To mitigate this mammoth linguistic undertaking, Baffin Islanders decided to make things a little easier for themselves. Rather than devising an entirely new language, Baffin Islanders decided instead to take words they already knew – English words – and simply anoint them with alternate meanings.
CUT TO: A university lecture hall (actually at the University of Toronto)
An accredited Baffin Island linguistics professor stands before a gathering of
of “Baffin Island adults” (one of whom was myself, acting colder and further north), drilling them in the new national patois, “Baff-Lang”:
“All right class, repeat after me: For “The man put it pen on the table”, we will now say, “The chair put the shoe on the banana.”
The class dutifully repeated:
“The chair put the shoe on the banana.”
Next: A Baffin Island National Anthem.
For this, they held an island-wide contest, candidates coming in and auditioning their proposed anthems. Again, so as not to require its citizens to learn an entirely new melody, familiar tunes were appropriated and provided original, new lyrics.
To the tune of Rogers and Hammerstein’s classic “Oklahoma”:
Where the snow comes blowing in your face…”
To the tune of Woody Guthrie’s “This Land Is Your Land”
“This land is your land
This land is my land
It isn’t Thailand
No, it’s Baffin Island…”
To the tune of “The Birthday Song:
“Baffin Island to you
Baffin Island to you
Baffin Island to you.”
And those were the good ones.
The flag was easier to select. Unanimously, the approved representative banner would be a totally uncolored, flag-sized sheet of fabric, its decoration representing “Snow, on a white background.”

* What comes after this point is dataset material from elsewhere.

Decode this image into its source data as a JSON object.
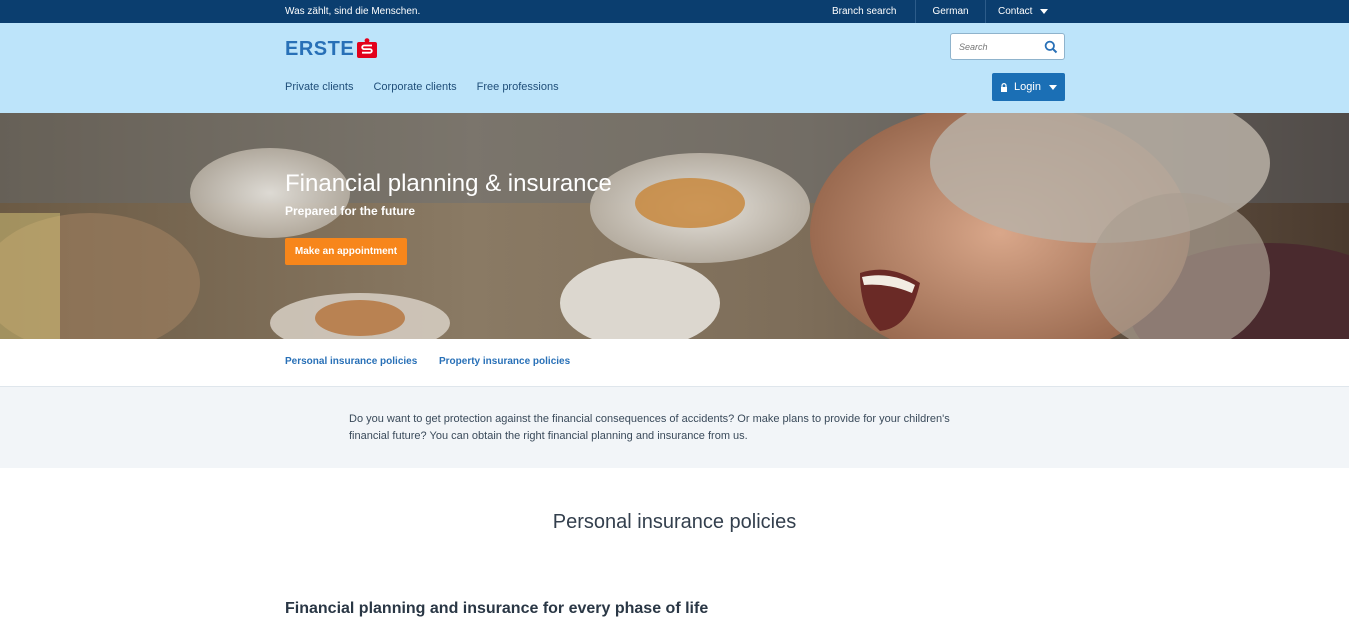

Everything was now ready. On the appointed “Independence Day”, every inhabitant of the island (and their huskies) gathered inside the meeting hall, and, with their hearts pounding with excitement, the national “colors” (so to speak) were hoisted up the flagpole for the very first time, as the venue reverberated with the singing of the contest’s winner – and the world’s newest “National Anthem”…

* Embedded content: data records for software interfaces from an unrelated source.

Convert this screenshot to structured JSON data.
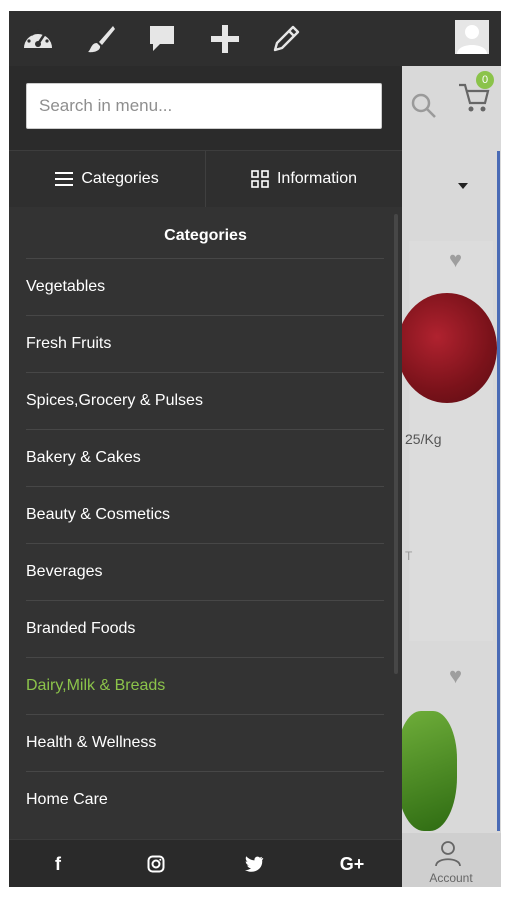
{
  "topbar": {
    "icons": [
      "dashboard-icon",
      "brush-icon",
      "comment-icon",
      "plus-icon",
      "pencil-icon"
    ],
    "avatar_icon": "user-avatar-icon"
  },
  "search": {
    "placeholder": "Search in menu..."
  },
  "tabs": [
    {
      "label": "Categories",
      "icon": "menu-icon"
    },
    {
      "label": "Information",
      "icon": "grid-icon"
    }
  ],
  "categories": {
    "title": "Categories",
    "items": [
      {
        "label": "Vegetables",
        "active": false
      },
      {
        "label": "Fresh Fruits",
        "active": false
      },
      {
        "label": "Spices,Grocery & Pulses",
        "active": false
      },
      {
        "label": "Bakery & Cakes",
        "active": false
      },
      {
        "label": "Beauty & Cosmetics",
        "active": false
      },
      {
        "label": "Beverages",
        "active": false
      },
      {
        "label": "Branded Foods",
        "active": false
      },
      {
        "label": "Dairy,Milk & Breads",
        "active": true
      },
      {
        "label": "Health & Wellness",
        "active": false
      },
      {
        "label": "Home Care",
        "active": false
      }
    ]
  },
  "social": {
    "facebook": "f",
    "instagram": "instagram-icon",
    "twitter": "twitter-icon",
    "googleplus": "G+"
  },
  "background": {
    "cart_count": "0",
    "price_partial": "25/Kg",
    "partial_text": "T",
    "account_label": "Account"
  },
  "colors": {
    "accent": "#8bc34a",
    "drawer_bg": "#333333",
    "topbar_bg": "#2f2f2f"
  }
}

To the tune of “God Save The Queen”:
“Ba-a-ffin I-island, Ba-a-ffin I-island
Ba-a-ffin I-island, Ba-a-ffin I-island, Ba-a-a-afin I-island
The commemorative fireworks were cancelled, as it was a blisteringly cold day and nobody wanted to stand outside and watch them.

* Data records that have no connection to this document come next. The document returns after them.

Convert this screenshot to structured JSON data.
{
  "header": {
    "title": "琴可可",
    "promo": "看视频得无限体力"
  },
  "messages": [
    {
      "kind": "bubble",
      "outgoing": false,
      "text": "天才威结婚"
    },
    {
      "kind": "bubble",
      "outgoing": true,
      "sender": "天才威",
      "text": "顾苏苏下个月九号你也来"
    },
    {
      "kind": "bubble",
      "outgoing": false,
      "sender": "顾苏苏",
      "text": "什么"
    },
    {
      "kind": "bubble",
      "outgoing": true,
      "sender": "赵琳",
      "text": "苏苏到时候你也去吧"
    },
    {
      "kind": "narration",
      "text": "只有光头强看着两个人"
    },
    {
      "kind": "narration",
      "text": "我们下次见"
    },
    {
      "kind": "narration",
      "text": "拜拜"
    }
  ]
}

The final order of business: The Economy.
How would the new country support itself?
To face economic survival, Baffin Islanders needed to seriously ask themselves: What does Baffin Island have in greater abundance than almost any place else in the world?
An unheated warehouse where you could see your breath when you worked. (We filmed in a meat packer’s “Ice House.” Once again, I was an “extra”. We shot this in the summer. During breaks, when we went outside, it was a hundred. When we went back in, it was thirty-two. I’m surprised I didn’t get Legionnaires’ Disease then.)
Baffin Island exported prefabricated “Snowman Kits” – “Coal Eyes and Carrot Nose Included.”) They sent (suitably insulated) sheets of ice for rich kids’ birthday parties in Florida. Working at conveyor belts, they packed cases of snowballs, ordered by the desperate suitors of the daughters of South American dictators, who’d commanded,
‘Bring me a snowball and you may marry my daughter.”
And that’s all I remember.
“Baffin Island” may have had less of an impact than “The Puck Crisis”, but it worked well enough for me to be asked to write yet another mini-movette, which I shall tell you about tomorrow.
Do you see what happens when you do something right?
The demands never end.
Until you fall on your ass.
Which means, unless you are savvy enough to retire or fortunate enough to die,
The last thing you do is inevitably a failure.